We formed committees the day the claims [of corruption] and rumours took place. We formed three committees: a science and technology committee, a defence committee, and a mixed committee. The results were that the devices detect between 20 and 54 per cent under ideal conditions. ‘Ideal conditions’ means that the soldier has to have been trained in the use of the device, and that he knows how to use the cards, given that the card that is used to detect bombs does not detect arms, and the one that is used to detect arms does not detect bombs . . . Some Iraqi MPs are talking about corruption. The relevant people were taken to court and are now in prison. A court case was filed in Britain, and the person responsible for the forgery [is also in prison]. But what is the truth? The truth is that some of the devices were real and those devices do detect bombs, while the devices which the court case was about were fake. The problem lies with those that were fake. As for the devices that are real, their problem is that using them correctly requires experience.
For al-Maliki, the problem was that some of the devices were fake and others were not. This was a distinction that no one else had made or recognized and was purely of his own creation. One wonders what the deputy prime minister, Hussein al-Shahristani thought of the comments: he has a PhD in chemical engineering from the University of Toronto and throughout the press conference was standing with a poker face immediately to the left of the prime minister.

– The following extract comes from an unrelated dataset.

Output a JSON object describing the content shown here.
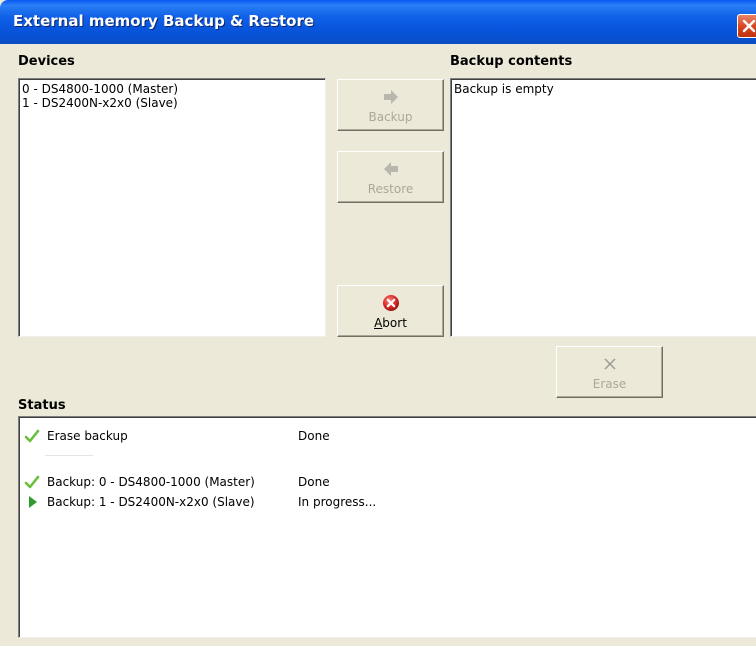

Officials in Thi Qar, one of the country’s poorest areas, did not have the benefit of an advanced western education in science, but nevertheless they saw through the ruse and banned the ADE 651, committing themselves to purchase dozens of sniffer dogs instead. Meanwhile, in Baghdad, car bombs continued to rip apart the lives of the people that the government pretended to protect with a piece of plastic that was worse than useless. July 2013 witnessed more than a thousand security- related deaths. Still more people were maimed. Yet not a single senior official accepted any responsibility. I learned from a friend that an acquaintance of mine was among those killed. A few years back, he had lost his brother in another explosion and had taken in his brother’s children, who had nowhere else to go. Following this new wave of attacks, they were left fatherless for a second time.

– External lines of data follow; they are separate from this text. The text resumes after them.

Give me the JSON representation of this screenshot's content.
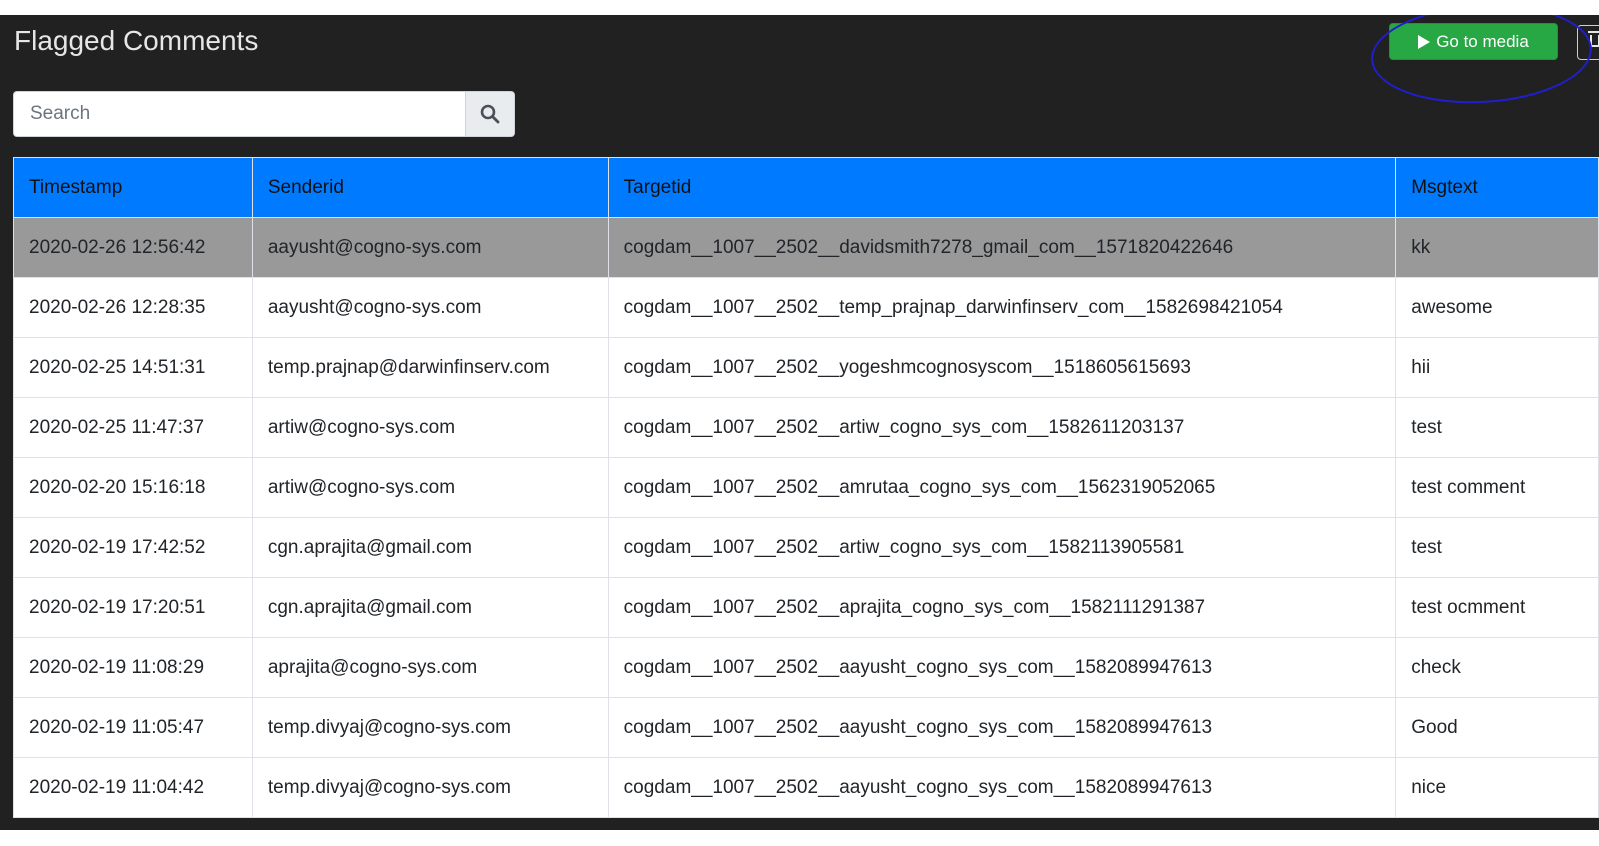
{
  "header": {
    "title": "Flagged Comments",
    "go_to_media_label": "Go to media"
  },
  "icons": {
    "play": "play-icon",
    "delete": "trash-icon",
    "search": "search-icon"
  },
  "search": {
    "placeholder": "Search",
    "value": ""
  },
  "colors": {
    "background": "#212121",
    "header_row": "#007bff",
    "selected_row": "#999999",
    "go_button": "#28a745",
    "annotation": "#1f1fd1"
  },
  "table": {
    "columns": [
      "Timestamp",
      "Senderid",
      "Targetid",
      "Msgtext"
    ],
    "rows": [
      [
        "2020-02-26 12:56:42",
        "aayusht@cogno-sys.com",
        "cogdam__1007__2502__davidsmith7278_gmail_com__1571820422646",
        "kk"
      ],
      [
        "2020-02-26 12:28:35",
        "aayusht@cogno-sys.com",
        "cogdam__1007__2502__temp_prajnap_darwinfinserv_com__1582698421054",
        "awesome"
      ],
      [
        "2020-02-25 14:51:31",
        "temp.prajnap@darwinfinserv.com",
        "cogdam__1007__2502__yogeshmcognosyscom__1518605615693",
        "hii"
      ],
      [
        "2020-02-25 11:47:37",
        "artiw@cogno-sys.com",
        "cogdam__1007__2502__artiw_cogno_sys_com__1582611203137",
        "test"
      ],
      [
        "2020-02-20 15:16:18",
        "artiw@cogno-sys.com",
        "cogdam__1007__2502__amrutaa_cogno_sys_com__1562319052065",
        "test comment"
      ],
      [
        "2020-02-19 17:42:52",
        "cgn.aprajita@gmail.com",
        "cogdam__1007__2502__artiw_cogno_sys_com__1582113905581",
        "test"
      ],
      [
        "2020-02-19 17:20:51",
        "cgn.aprajita@gmail.com",
        "cogdam__1007__2502__aprajita_cogno_sys_com__1582111291387",
        "test ocmment"
      ],
      [
        "2020-02-19 11:08:29",
        "aprajita@cogno-sys.com",
        "cogdam__1007__2502__aayusht_cogno_sys_com__1582089947613",
        "check"
      ],
      [
        "2020-02-19 11:05:47",
        "temp.divyaj@cogno-sys.com",
        "cogdam__1007__2502__aayusht_cogno_sys_com__1582089947613",
        "Good"
      ],
      [
        "2020-02-19 11:04:42",
        "temp.divyaj@cogno-sys.com",
        "cogdam__1007__2502__aayusht_cogno_sys_com__1582089947613",
        "nice"
      ]
    ],
    "selected_row": 0
  }
}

There were only two ways of interpreting the prime minister’s comments: either he believed what he was saying (which would mean that he was incapable of understanding what was painfully obvious to just about everyone else) or he was deliberately twisting the truth (which would mean that the security and wellbeing of Iraqis was for him secondary to protecting his own reputation). It was a perfect illustration of how Iraqis’ problems were caused not by religion and race, but by misgovernment. The question, for me and for many others, was how we had reached this point in our country’s history and what solutions existed.